- Event: WCLC 2013
- Type: Poster Session
- Track: Surgery
- Presentations: 1
- Coordinates: 10/30/2013, 09:30 - 16:30, Exhibit Hall, Ground Level
P3.07-021 - Pulmonary Metastasis, Particularly of Sarcomas, Amenable to Aggressive Surgical Management (ID 1787)
09:30 - 16:30 | Author(s): M.J. Mann
Background: Metastatic lesions are the most common malignancy of the lungs. In the past, pulmonary metastatectomy was reserved for cases of solitary or oligo-metastasis. Over the past decade, however, indications for surgical treatment of pulmonary metastasis have broadened for many cancers. Sarcomas have a predilection for spread to the lungs, often in the absence of metastasis to other organs. We examined our experience with an increasingly aggressive approach to pulmonary metastasis, to help define evolving parameters and expectations for clinical outcomes, exploring the perceived differences in the clinical patterns between sarcoma and other cancers.
Methods: We identified 262 patients who underwent a total of 361 R0 pulmonary metastatectomies, 336 of which were performed at UCSF Medical Center between 1996 and 2009. Sarcoma was the primary tumor in 118 patients undergoing 180 of these operations. Survival estimates were based on Kaplan-Meier analysis and compared using either a log-rank or Wilcoxon test. Predictors included surgical procedure; number/size of lesions; repeat resection; intervals to metastasis (DFI) and to recurrent metastasis; chemotherapy; cancer type; distribution of pulmonary and extra-pulmonary metastasis; patient age/sex. These predictors were compared using univariate and multivariate Cox proportional hazards modeling; multiple-predictor modeling started with a set of predictors based on historical/clinical significance, and stepwise forward selection determined which additional predictors were included until all p-values in the model were less than 0.1.
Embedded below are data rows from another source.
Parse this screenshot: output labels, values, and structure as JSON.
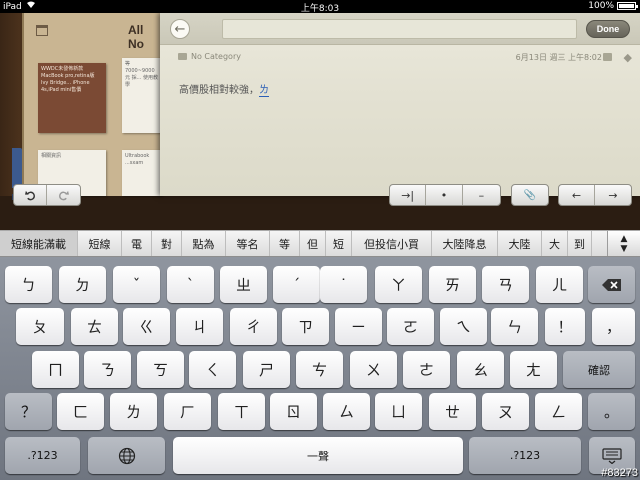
{
  "status_bar": {
    "device": "iPad",
    "time": "上午8:03",
    "battery": "100%"
  },
  "left_panel": {
    "title": "All No",
    "cards": [
      {
        "text": "WWDC未發佈新款MacBook pro,retina版 Ivy Bridge... iPhone 4s,iPad mini售價"
      },
      {
        "text": "等 7000~9000元 採... 使用教學"
      },
      {
        "text": "相關資訊"
      },
      {
        "text": "Ultrabook ...sxam"
      }
    ]
  },
  "editor": {
    "done_label": "Done",
    "category": "No Category",
    "date": "6月13日 週三 上午8:02",
    "body_text": "高價股相對較強，",
    "composing_text": "ㄌ"
  },
  "toolbar": {
    "indent": "→|",
    "bullet": "•",
    "dash": "–",
    "attach": "📎",
    "prev": "←",
    "next": "→"
  },
  "candidates": [
    "短線能滿載",
    "短線",
    "電",
    "對",
    "點為",
    "等名",
    "等",
    "但",
    "短",
    "但投信小買",
    "大陸降息",
    "大陸",
    "大",
    "到"
  ],
  "keyboard": {
    "row1": [
      "ㄅ",
      "ㄉ",
      "ˇ",
      "ˋ",
      "ㄓ",
      "ˊ",
      "˙",
      "ㄚ",
      "ㄞ",
      "ㄢ",
      "ㄦ"
    ],
    "row2": [
      "ㄆ",
      "ㄊ",
      "ㄍ",
      "ㄐ",
      "ㄔ",
      "ㄗ",
      "ㄧ",
      "ㄛ",
      "ㄟ",
      "ㄣ",
      "！",
      "，"
    ],
    "row3": [
      "ㄇ",
      "ㄋ",
      "ㄎ",
      "ㄑ",
      "ㄕ",
      "ㄘ",
      "ㄨ",
      "ㄜ",
      "ㄠ",
      "ㄤ"
    ],
    "confirm": "確認",
    "row4": [
      "？",
      "ㄈ",
      "ㄌ",
      "ㄏ",
      "ㄒ",
      "ㄖ",
      "ㄙ",
      "ㄩ",
      "ㄝ",
      "ㄡ",
      "ㄥ",
      "。"
    ],
    "numbers_left": ".?123",
    "space": "一聲",
    "numbers_right": ".?123"
  },
  "watermark": "#83273"
}
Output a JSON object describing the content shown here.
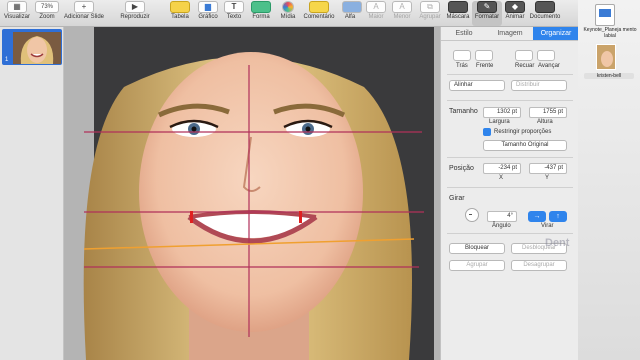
{
  "toolbar": {
    "items": [
      {
        "label": "Visualizar",
        "icon": "view-icon"
      },
      {
        "label": "Zoom",
        "value": "73%"
      },
      {
        "label": "Adicionar Slide",
        "icon": "plus-icon"
      },
      {
        "label": "Reproduzir",
        "icon": "play-icon"
      },
      {
        "label": "Tabela",
        "icon": "table-icon"
      },
      {
        "label": "Gráfico",
        "icon": "chart-icon"
      },
      {
        "label": "Texto",
        "icon": "text-icon"
      },
      {
        "label": "Forma",
        "icon": "shape-icon"
      },
      {
        "label": "Mídia",
        "icon": "media-icon"
      },
      {
        "label": "Comentário",
        "icon": "comment-icon"
      },
      {
        "label": "Alfa",
        "icon": "alpha-icon"
      },
      {
        "label": "Maior",
        "icon": "front-icon"
      },
      {
        "label": "Menor",
        "icon": "back-icon"
      },
      {
        "label": "Agrupar",
        "icon": "group-icon"
      },
      {
        "label": "Máscara",
        "icon": "mask-icon"
      },
      {
        "label": "Formatar",
        "icon": "format-icon"
      },
      {
        "label": "Animar",
        "icon": "animate-icon"
      },
      {
        "label": "Documento",
        "icon": "document-icon"
      }
    ]
  },
  "navigator": {
    "slide_number": "1"
  },
  "inspector": {
    "tabs": [
      "Estilo",
      "Imagem",
      "Organizar"
    ],
    "arrange_buttons": [
      "Trás",
      "Frente",
      "Recuar",
      "Avançar"
    ],
    "align_select": "Alinhar",
    "distribute_select": "Distribuir",
    "size_label": "Tamanho",
    "width_value": "1302 pt",
    "height_value": "1755 pt",
    "width_label": "Largura",
    "height_label": "Altura",
    "constrain_label": "Restringir proporções",
    "original_size_button": "Tamanho Original",
    "position_label": "Posição",
    "x_value": "-234 pt",
    "y_value": "-437 pt",
    "x_label": "X",
    "y_label": "Y",
    "rotate_label": "Girar",
    "angle_value": "4°",
    "angle_label": "Ângulo",
    "flip_label": "Virar",
    "lock_button": "Bloquear",
    "unlock_button": "Desbloquear",
    "group_button": "Agrupar",
    "ungroup_button": "Desagrupar"
  },
  "desktop": {
    "file1_name": "Keynote_Planeja mento labial",
    "file2_name": "kristen-bell"
  },
  "watermark": "Dent"
}
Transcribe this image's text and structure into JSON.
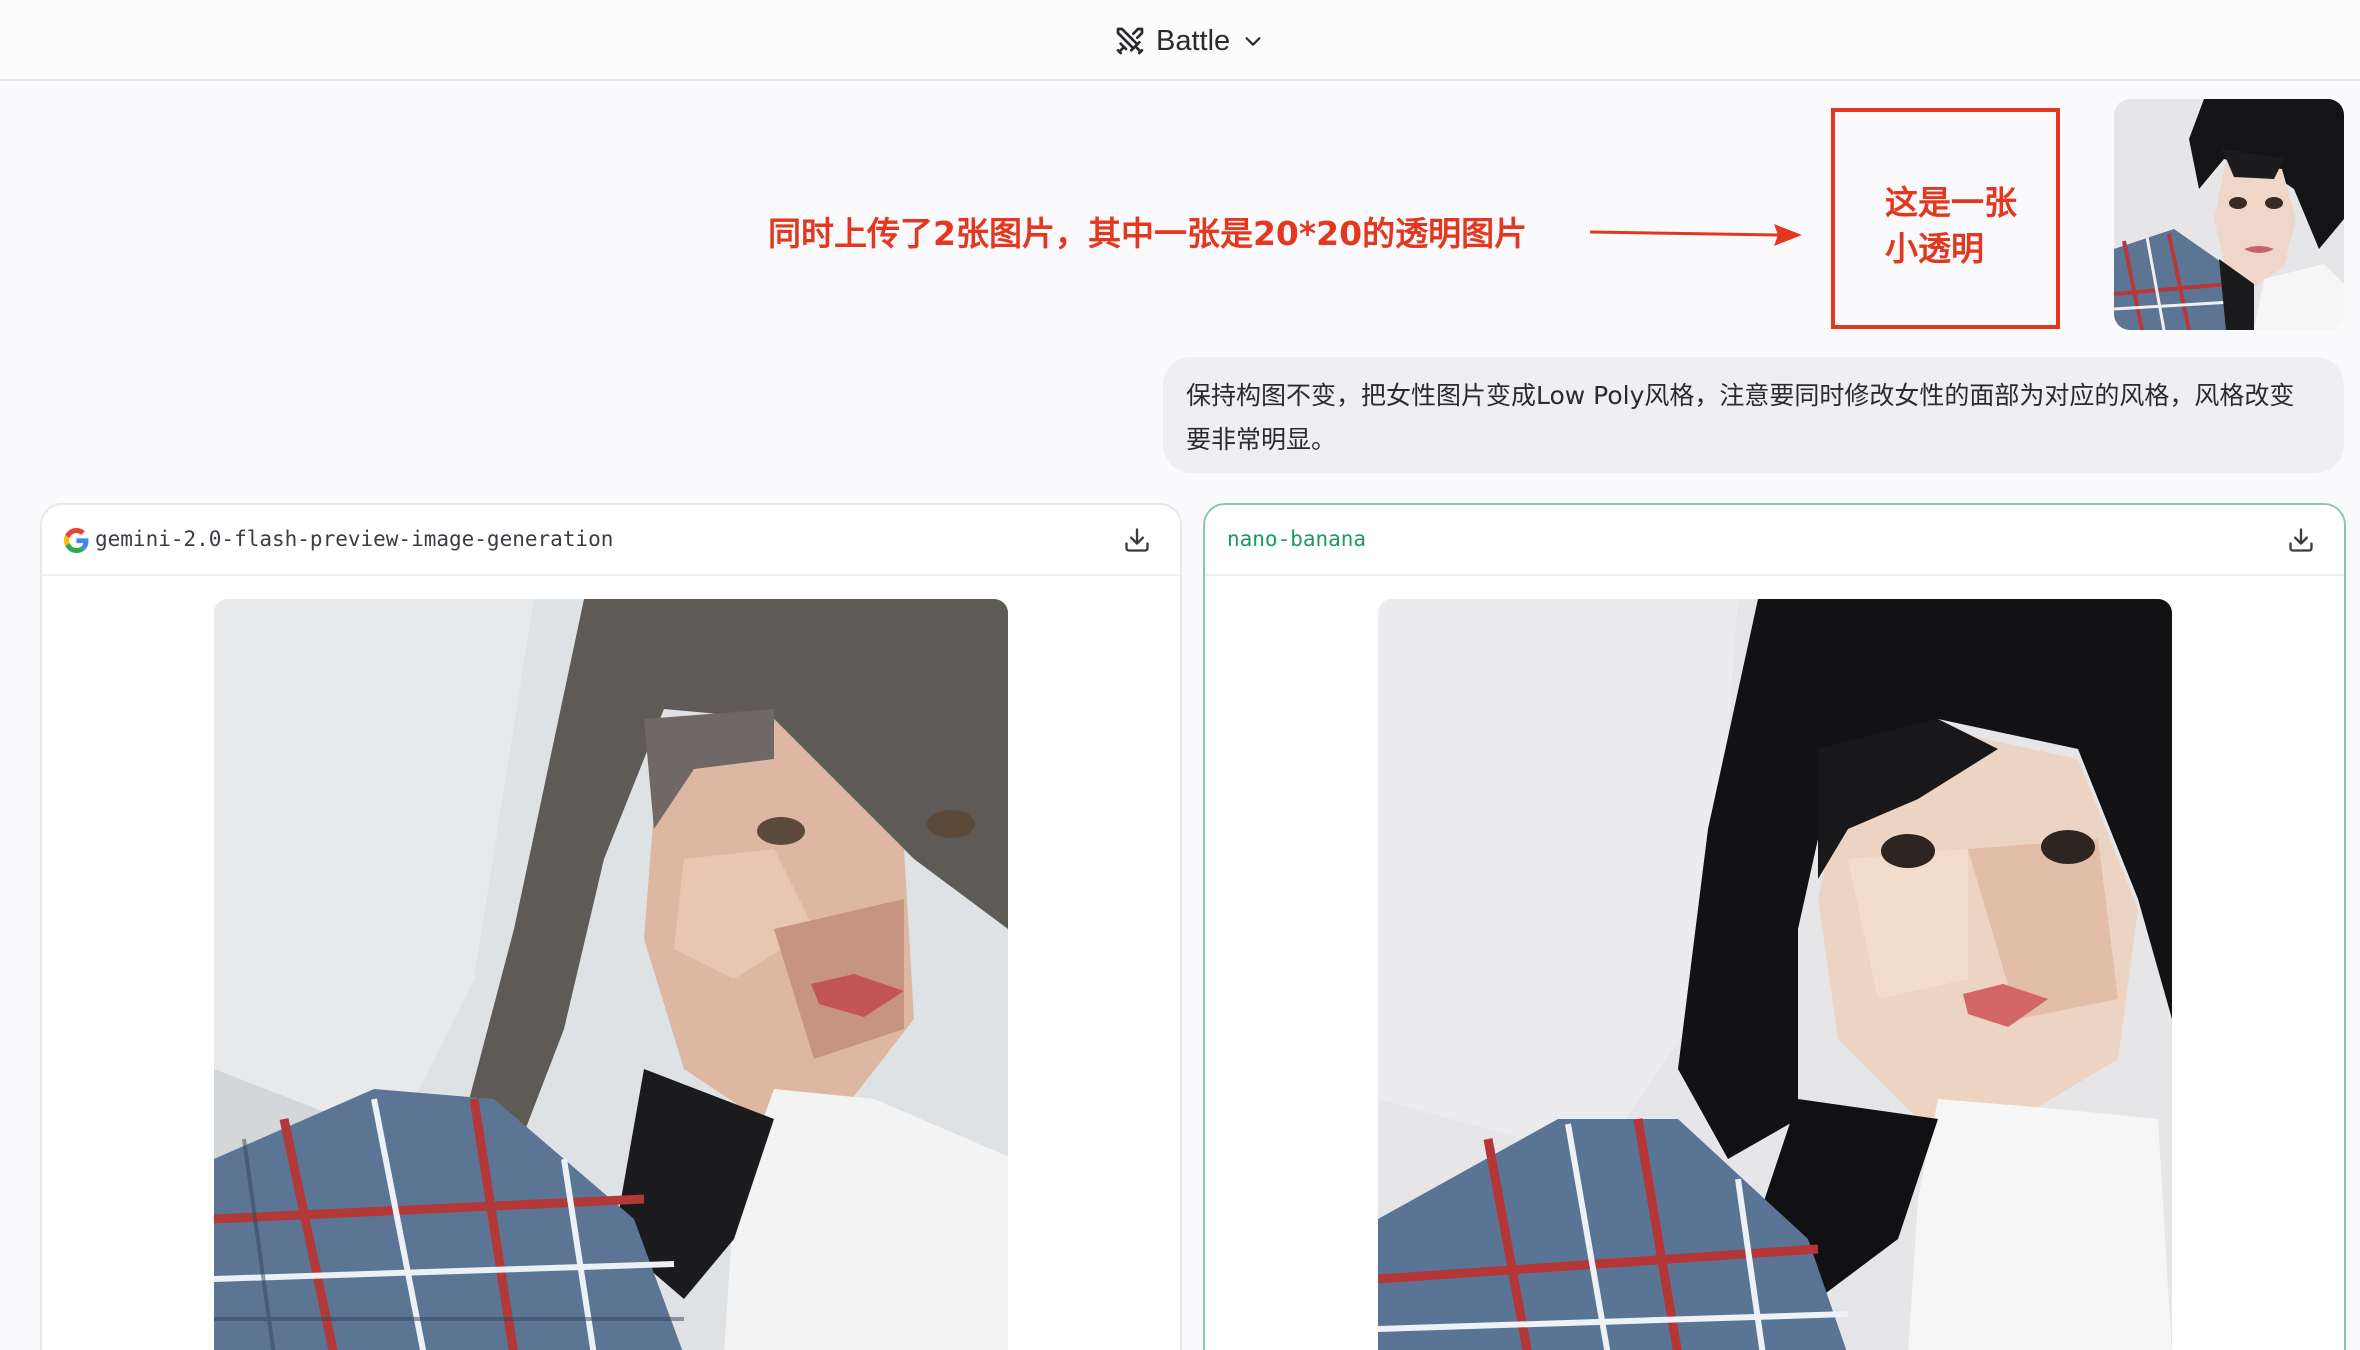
{
  "header": {
    "mode_label": "Battle",
    "mode_icon": "swords-icon"
  },
  "annotation": {
    "note": "同时上传了2张图片，其中一张是20*20的透明图片",
    "box_line1": "这是一张",
    "box_line2": "小透明",
    "color": "#e3381f"
  },
  "prompt": {
    "line1": "保持构图不变，把女性图片变成Low Poly风格，注意要同时修改女性的面部为对应的风格，风格改变",
    "line2": "要非常明显。"
  },
  "cards": [
    {
      "model": "gemini-2.0-flash-preview-image-generation",
      "provider_icon": "google-icon",
      "action_icon": "download-icon"
    },
    {
      "model": "nano-banana",
      "model_color": "#1e9a5c",
      "action_icon": "download-icon"
    }
  ]
}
Results: Despite an increasingly aggressive surgical approach, reflected in an increase in number of lesions, the percentage of patients with > 8 lesions, the number of patients with lesions < 1 cm, and in a decrease in DFI, the overall 5-year survival was 48% (median survival 4.7 years, 95%CI 3.5-5.5), and did not differ between the early and late periods of the study. Sarcoma patients, however, tended to be significantly younger (46 ± 16 yrs vs. 59 ± 14, P<0.001), and to have more lesions (4.0 ± 4.3 vs. 2.3 ± 2.3, P<0.001), a shorter DFI (2.5 ± 3.3 yrs vs. 3.6 ± 3.9, P = 0.004), more diffuse pulmonary involvement (43% bilateral disease vs. 29%, P = 0.02), and more frequent recurrence rate (80% vs. 51%, <0.001) than the non-sarcoma patients. Whereas lesion size (HR 1.2, P=0.004), age (HR 1.4, P<0.001), DFI (HR 2.1, P=0.008), and extra-pulmonary disease (HR 1.9, P=0.04) were all independent predictors of survival for non-sarcomas, only metastasis synchronous to the primary tumor (HR 2.7, P=0.007) and a need for anatomic resection (HR 2.5, P=0.006) independently predicted a higher mortality among sarcomas. Furthermore, a need for repeat resection did not impact the survival of sarcoma patients as long as complete resection remained feasible, whereas the 5-year survival of patients even with resectable recurrent non-sarcoma metastases dropped from 76% to 43% (P = 0.003).
Conclusion: Encouraging long-term survival can be achieved even with an increasingly aggressive surgical approach to pulmonary metastasis. Although sarcoma patients tend to present with rapidly progressive and extensive pulmonary disease, a tendency toward confinement of metastasis to the lungs may justify an even more aggressive surgical strategy for these patients.